“When our children get the message that we are going to feel upset if they don’t help us tidy up, they are highly likely to help under coercion even if that is not our intention or wish. So it is worth thinking about whether maybe we have been inadvertently making our children responsible for our happiness, and thereby coercing them to help with the housework.”
– Sarah Fitz-Claridge
From the archives: The original post was posted on 12th January 1999
“Is it coercive to ask for help around the house…”
“(maybe saying ‘This mess on the table is really getting to me and it would be cleaned up a lot faster if I had some help)?’”
There is nothing wrong with the content of the explanation you give here, but it might still be coercive, depending on the tone of voice and the history leading up to this request. I suppose it really depends on what is in your mind when you ask this (for your children will know this). Is it really a suggestion, intended to give them an option that they may or may not wish to take up, or is it a disguised command?
“there are usually multiple projects on our big table sometimes piled thrice high). This is usually what I say and usually everyone pitches in and helps… so, I don’t really have a family conflict with it. I just wonder if I am somehow forcing my kids to do this by making them feel responsible for my well-being (like I will be perturbed if they don’t do it). I grew up with a mother who used guilt to make me do things and I just feel that something is wrong with the way I am stating things. I don’t have any stated consequences if they don’t do it… but maybe there are consequences hidden in there.”
This is a good approach. It is well worth being aware of the possibility that there might be some subtle coercion under the surface. It might be, as you suggest, that although you do not make any overt threats, you convey the threat that you will be upset with them, or whatever, if they do not help you. Or perhaps they just prefer to tidy away their things rather than have you do it. I’d guess that if they always start cleaning up when you say that, there is some element of coercion, because otherwise one would expect them at least sometimes (if not often) to be busy doing other things and to not want to stop what they are doing to clean the table. You could ask them, explaining your concern as you have explained it here.

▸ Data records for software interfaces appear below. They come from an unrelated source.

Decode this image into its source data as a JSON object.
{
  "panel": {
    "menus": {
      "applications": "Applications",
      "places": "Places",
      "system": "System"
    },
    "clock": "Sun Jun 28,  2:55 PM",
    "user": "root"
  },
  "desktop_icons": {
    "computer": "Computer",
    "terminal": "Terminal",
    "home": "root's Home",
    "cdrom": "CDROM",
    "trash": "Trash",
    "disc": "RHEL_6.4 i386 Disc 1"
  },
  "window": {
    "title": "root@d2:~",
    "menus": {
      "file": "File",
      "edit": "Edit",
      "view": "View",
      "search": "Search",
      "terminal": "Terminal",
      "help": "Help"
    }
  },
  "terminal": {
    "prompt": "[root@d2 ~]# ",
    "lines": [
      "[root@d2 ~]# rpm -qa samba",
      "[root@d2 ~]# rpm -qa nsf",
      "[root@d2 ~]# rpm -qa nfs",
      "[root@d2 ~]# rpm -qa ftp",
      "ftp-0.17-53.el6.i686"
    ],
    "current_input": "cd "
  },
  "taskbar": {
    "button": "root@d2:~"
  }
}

If they say that they do feel pressured, then you’ll know that there has been coercion. If they say that they don’t, then there may or may not be. For example, it might be that they do not yet feel able to risk saying that there has been, or that, like the self-sacrificial parent who has “suppressed” knowledge that she is self-sacrificing, they are not consciously aware of it yet.
If you do feel bothered by the mess on the table, it might be worth your trying to become aware of your theory that “it is time” to tidy the table before you are in a coerced/coercive state of mind about it. Then, when it occurs to you that one more project will make the table mess level too much for your comfort levels, you can start tidying away the three abandoned projects while having a nice conversation with the person who is starting project number four. Or perhaps the project directors whose projects lie abandoned will want to remove them or tidy them away themselves. Ask them. If the three earlier project directors are unavailable but do not want their projects tidied away, perhaps you or they can move them elsewhere?
I deeply sympathise with those for whom housework feels like a form of torture. I used to feel like that myself. One of the things that helped me was to time how long it takes to do the dishes, or clean the table, or tidy the house from top to bottom, or whatever task it is that loomed so large in my mind. Discovering that actually, it all takes very little time indeed (it is amazing how much tidying you can do during an ad break, for example) really helped me.
Secondly, remember that all that ghastly resentment and stress and battles with children is not just horribly unpleasant and destructive in so many ways, but also takes much more time than actually doing the cleaning yourself! As I said, I feel tired just thinking about going through the stress Barbara Coloroso in effect advocates, when she advocates getting the child to take out the trash even if it would be quicker and easier to do it yourself.
- Why did my mother’s coercive words fly out of my mouth?!
- Young children, reason and creativity
- When a solution is not found, is it always the parents who must bear the brunt of the sacrifice?